During the early nineteenth century, pioneers used spinning wheels and looms to make their textiles. Handwork like sewing and quilt making was performed primarily by women. Mothers taught their daughters from a young age, as women were expected to sew her family’s clothes and linens. The invention of the sewing machine in 1845 shifted the focus from pure necessity to allow for more experimentation and creativity.

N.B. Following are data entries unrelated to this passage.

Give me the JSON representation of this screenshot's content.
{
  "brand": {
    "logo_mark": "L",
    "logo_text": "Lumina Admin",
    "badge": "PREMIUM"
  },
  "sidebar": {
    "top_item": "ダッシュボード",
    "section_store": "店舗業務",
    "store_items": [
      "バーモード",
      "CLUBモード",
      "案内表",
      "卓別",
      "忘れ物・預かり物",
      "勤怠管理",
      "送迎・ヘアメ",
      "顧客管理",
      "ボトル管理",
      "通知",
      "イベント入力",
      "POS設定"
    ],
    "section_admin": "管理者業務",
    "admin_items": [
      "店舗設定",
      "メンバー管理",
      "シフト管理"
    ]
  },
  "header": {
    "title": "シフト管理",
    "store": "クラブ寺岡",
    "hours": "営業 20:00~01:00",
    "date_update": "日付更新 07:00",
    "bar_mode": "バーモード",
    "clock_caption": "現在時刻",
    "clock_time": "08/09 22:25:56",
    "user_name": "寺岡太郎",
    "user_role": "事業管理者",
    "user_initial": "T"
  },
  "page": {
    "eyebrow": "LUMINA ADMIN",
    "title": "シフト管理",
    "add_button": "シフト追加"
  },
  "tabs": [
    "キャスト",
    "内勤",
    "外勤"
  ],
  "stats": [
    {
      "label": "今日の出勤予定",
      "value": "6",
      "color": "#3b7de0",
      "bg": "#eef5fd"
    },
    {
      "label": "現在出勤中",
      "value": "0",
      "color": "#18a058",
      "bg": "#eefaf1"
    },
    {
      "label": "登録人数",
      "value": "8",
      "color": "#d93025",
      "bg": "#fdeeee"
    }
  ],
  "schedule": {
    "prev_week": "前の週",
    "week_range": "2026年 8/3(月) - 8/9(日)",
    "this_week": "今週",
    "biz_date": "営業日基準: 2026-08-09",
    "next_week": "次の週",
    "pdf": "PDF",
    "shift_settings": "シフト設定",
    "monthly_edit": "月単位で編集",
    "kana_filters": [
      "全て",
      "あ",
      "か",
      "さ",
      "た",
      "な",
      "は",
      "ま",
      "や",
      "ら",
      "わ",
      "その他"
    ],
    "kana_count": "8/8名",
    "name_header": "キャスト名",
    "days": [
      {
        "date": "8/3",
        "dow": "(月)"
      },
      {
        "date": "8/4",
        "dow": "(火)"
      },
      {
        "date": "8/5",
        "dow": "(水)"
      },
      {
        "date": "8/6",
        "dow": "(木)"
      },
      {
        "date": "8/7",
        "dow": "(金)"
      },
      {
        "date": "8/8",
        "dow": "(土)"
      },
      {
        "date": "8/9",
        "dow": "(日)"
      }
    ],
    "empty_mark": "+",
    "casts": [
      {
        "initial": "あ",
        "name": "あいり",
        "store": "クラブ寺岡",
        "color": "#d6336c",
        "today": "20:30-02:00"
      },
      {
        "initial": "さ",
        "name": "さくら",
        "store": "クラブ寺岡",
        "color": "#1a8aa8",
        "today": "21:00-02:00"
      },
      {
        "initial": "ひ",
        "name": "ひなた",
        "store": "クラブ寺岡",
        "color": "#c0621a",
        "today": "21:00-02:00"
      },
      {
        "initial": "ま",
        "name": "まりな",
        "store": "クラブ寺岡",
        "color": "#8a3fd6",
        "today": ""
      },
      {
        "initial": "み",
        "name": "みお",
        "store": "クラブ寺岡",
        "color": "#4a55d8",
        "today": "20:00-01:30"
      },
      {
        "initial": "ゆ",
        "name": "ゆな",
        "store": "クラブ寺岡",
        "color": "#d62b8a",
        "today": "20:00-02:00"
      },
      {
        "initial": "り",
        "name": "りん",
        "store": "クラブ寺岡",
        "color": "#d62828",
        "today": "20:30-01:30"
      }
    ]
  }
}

This exhibit features early textile devices and tools from spinning wheels and looms to a foot pedal sewing machine. Examples of handwork include hooked rugs, lace, embroidery, and crochet. The Museum also houses an impressive quilt collection of nearly two hundred pieced and applique quilts dating back to the 1810s.